After week one, most were willing to give McFadden the benefit of the doubt, but now that the Raiders are a quarter of the way through the season and McFadden is still a non-factor, the benefit has been thrown out of the window and there is little hope that the run game will improve by much this season. With the Raiders coaching staff firmly standing behind the zone blocking system, it looks to be here for the long haul. So, that poses the question, should the Raiders consider parting ways with Darren McFadden if he is not a fit for the zone blocking scheme?
The reaction of most to the idea of trading McFadden is outrage, and justifiably so. They guy is a freak of nature with a rare combination of speed, size and strength and has the potential to be one of the best in the NFL. But once you sit down and think about it, trading McFadden makes a lot more sense than one woul think.
First off, the zone blocking scheme is notorious for turning no name backs into studs. Everyone remembers how Mike Shanahan was able to turn the most obscure backs into 1,000 yard rushers every season. Therefore, the zone blocking scheme greatly devalues an elite back, because theoretically, you can get the same kind of production from a lesser talent, at a smaller price. On top of that, the running back position has been in steep decline as far as value due to the NFL becoming more and more of a pass first league.
Then, when you consider the fact that Darren McFadden has yet to play a complete season without getting hurt, and suddenly, his value to the Raiders is significantly less than one would think for a guy who could be one of the best at his position. The fact of the matter is, the Raiders need help all over the field. From right tackle, to defensive end, to linebacker to corner back, the Raiders are in serious need of upgrades. If the Raiders can flip McFadden for a player and a pick, the Raiders could potentially upgrade two positions while not seeing a big downgrade at the running back position.
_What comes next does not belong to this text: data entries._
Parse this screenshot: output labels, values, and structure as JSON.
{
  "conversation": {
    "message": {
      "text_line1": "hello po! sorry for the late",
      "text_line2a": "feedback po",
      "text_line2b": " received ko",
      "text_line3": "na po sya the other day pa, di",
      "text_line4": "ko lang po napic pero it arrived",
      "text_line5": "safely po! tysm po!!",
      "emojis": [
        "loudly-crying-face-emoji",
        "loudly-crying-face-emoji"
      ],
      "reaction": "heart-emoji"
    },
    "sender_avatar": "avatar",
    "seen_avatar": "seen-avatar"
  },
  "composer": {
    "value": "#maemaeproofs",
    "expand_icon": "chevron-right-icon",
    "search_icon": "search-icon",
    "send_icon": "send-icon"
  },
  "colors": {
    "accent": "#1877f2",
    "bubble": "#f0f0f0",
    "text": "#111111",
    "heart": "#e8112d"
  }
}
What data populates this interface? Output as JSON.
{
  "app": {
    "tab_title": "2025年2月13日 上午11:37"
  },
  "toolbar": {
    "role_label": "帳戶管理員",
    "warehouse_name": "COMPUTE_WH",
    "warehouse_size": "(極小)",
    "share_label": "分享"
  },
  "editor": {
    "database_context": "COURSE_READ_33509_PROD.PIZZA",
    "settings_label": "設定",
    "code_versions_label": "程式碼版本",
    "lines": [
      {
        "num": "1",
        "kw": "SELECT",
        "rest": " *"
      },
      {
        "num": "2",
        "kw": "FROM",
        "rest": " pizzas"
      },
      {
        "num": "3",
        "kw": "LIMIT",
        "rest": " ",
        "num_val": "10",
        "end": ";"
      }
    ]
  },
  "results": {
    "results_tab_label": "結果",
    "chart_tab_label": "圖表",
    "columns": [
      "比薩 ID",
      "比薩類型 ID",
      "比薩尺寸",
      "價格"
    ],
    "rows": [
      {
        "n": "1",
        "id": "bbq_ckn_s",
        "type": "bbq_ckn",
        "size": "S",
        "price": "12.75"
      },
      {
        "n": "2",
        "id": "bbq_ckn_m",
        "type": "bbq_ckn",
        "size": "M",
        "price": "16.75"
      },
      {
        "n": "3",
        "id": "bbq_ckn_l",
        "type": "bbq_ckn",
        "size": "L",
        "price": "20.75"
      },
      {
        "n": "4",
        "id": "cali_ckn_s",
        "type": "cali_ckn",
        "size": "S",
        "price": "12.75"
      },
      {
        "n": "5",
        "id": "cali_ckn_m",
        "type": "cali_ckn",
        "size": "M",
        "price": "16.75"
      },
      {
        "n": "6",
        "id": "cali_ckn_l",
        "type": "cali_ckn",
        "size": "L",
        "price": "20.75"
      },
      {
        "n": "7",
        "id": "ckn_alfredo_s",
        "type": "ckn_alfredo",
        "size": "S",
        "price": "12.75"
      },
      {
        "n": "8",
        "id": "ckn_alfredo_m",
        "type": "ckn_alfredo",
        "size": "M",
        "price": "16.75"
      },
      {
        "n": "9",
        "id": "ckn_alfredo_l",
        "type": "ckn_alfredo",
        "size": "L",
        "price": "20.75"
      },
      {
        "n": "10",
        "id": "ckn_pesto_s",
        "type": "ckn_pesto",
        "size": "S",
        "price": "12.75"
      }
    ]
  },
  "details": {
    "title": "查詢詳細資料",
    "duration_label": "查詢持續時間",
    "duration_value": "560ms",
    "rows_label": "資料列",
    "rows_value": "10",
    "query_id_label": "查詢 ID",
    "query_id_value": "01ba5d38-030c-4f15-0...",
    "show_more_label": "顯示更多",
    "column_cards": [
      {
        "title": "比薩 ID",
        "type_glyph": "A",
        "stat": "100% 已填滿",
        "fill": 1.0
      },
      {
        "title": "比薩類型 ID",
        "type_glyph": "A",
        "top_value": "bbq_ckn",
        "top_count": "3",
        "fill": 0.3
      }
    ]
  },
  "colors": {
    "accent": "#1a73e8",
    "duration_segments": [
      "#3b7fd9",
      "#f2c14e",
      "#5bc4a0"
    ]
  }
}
Raiders fans will not want to hear this, but trading Darren McFadden actually makes some sense. It is not likely going to happen because other teams understand better than fans that his value is greatly diminished, but if Reggie McKenzie can find a trade partner, it would not be the worst idea to try and get some value for McFadden.